"Arlington can become the Middle East of power," said Inslee, who described the growth potential of the clean and renewable energy field as revolutionary in scope, and characterized Arlington as a world leader in innovations in that field, thanks to OutBack and the Alpha Group. "That power won't come from below our feet, but from above our shoulders."
Inslee praised the intelligence and vision of OutBack and the Alpha Group in contributing to a trend that he sees leading to more clean energy jobs, more high school job training programs and more use of clean energy, particularly because of OutBack's relatively unique specialties in the market.
"The key to broad adoption of renewable energy is the ability to store it, and there's not many players in this game," said Inslee, before he pointed to an OutBack monitor showing 783 watts of solar power per square meter in Bellingham. "That's free energy, falling on the land, that's good for another 4 billion years," he laughed. "We have to capture intermittent power sources like solar, and integrate them with sources like hydroelectric and wind power."
Inslee cited the experience-tested use of such solar power systems in developing nations, where neither public utilities nor power grids can necessarily be taken for granted, and asserted both the financial and the environmental benefits of solar power.
"Your economic success creates jobs, but it's also a moral success," said Inslee, who noted that clean energy avoids the effects of air pollution, the decrease in snowpacks and the increasing acidity of the waters from which fish and oysters are harvested. "So I want to thank you, on behalf of my grandkids, for giving them the fishing, the skiing and the oysters that we've enjoyed in this state."
Inslee reported that the most recent state Legislative session yielded $40 million for a clean air fund, which includes solar energy, as well as an increased tax incentive for renewable energy, plus $5 million for solar energy programs in the schools.
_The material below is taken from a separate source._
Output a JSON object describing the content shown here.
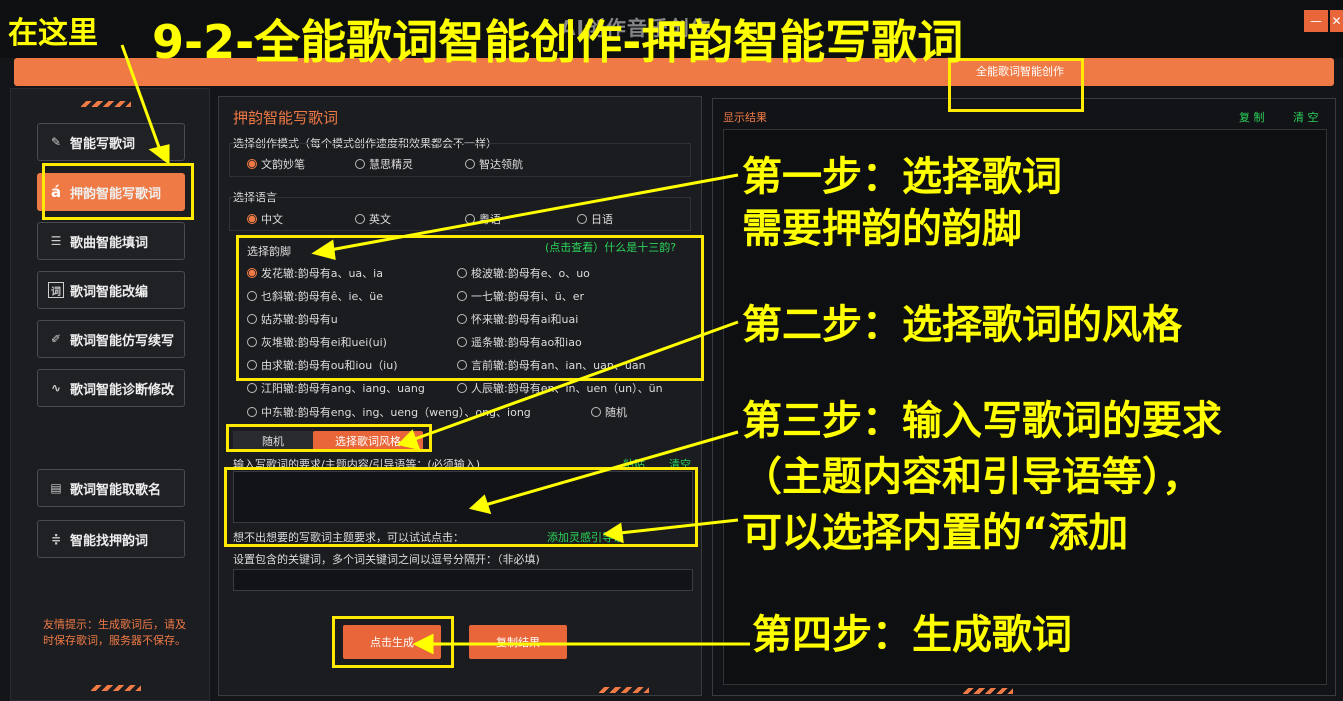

"Arlington has a rich history as a manufacturing center," Tolbert said, adding that the city is connected to an airport, a rail line and an interstate highway. "When Bayliner closed here in 2009, the job loss from one of the city's biggest employers deeply impacted our residents' quality of life. A focus on emerging manufacturing gave us a spark of hope for this facility, for which I have to give the city of Arlington's staff kudos. It's been an amazing transformation."
When the Arlington Advanced Manufacturing Park opened on the former Bayliner manufacturing campus last year, OutBack General Manager Harvey Wilkinson was one of the first people Tolbert called, since he'd been coping with a company that had grown so big that it was split up into multiple facilities. For his part, Wilkinson expressed his appreciation not only to Tolbert and Inslee, but also to the state Department of Commerce and Economic Alliance of Snohomish County for their support.
"Our move into a larger facility better positions us to hire talented employees, design and test new products, train electrical and energy professionals in grid-smart technologies, and support and promote more environmentally friendly living," Wilkinson said.
According to White, OutBack currently employs 64 people, a full third of whom work in its engineering department, and she projected that its number of employees would continue to grow by 20 percent.
"This is the coolest thing I've gotten to do as governor in quite some time," said Inslee, as he joined Alpha Group CEO, Chair and founder Fred Kaiser — as well as Alpha Technologies President and COO Drew Zogby and Altair Advanced Industries CEO and Chair Grace Borsari — in cutting the ribbon to OutBack Power Technologies' facility in Suite B at 17825 59th Ave. NE in Arlington.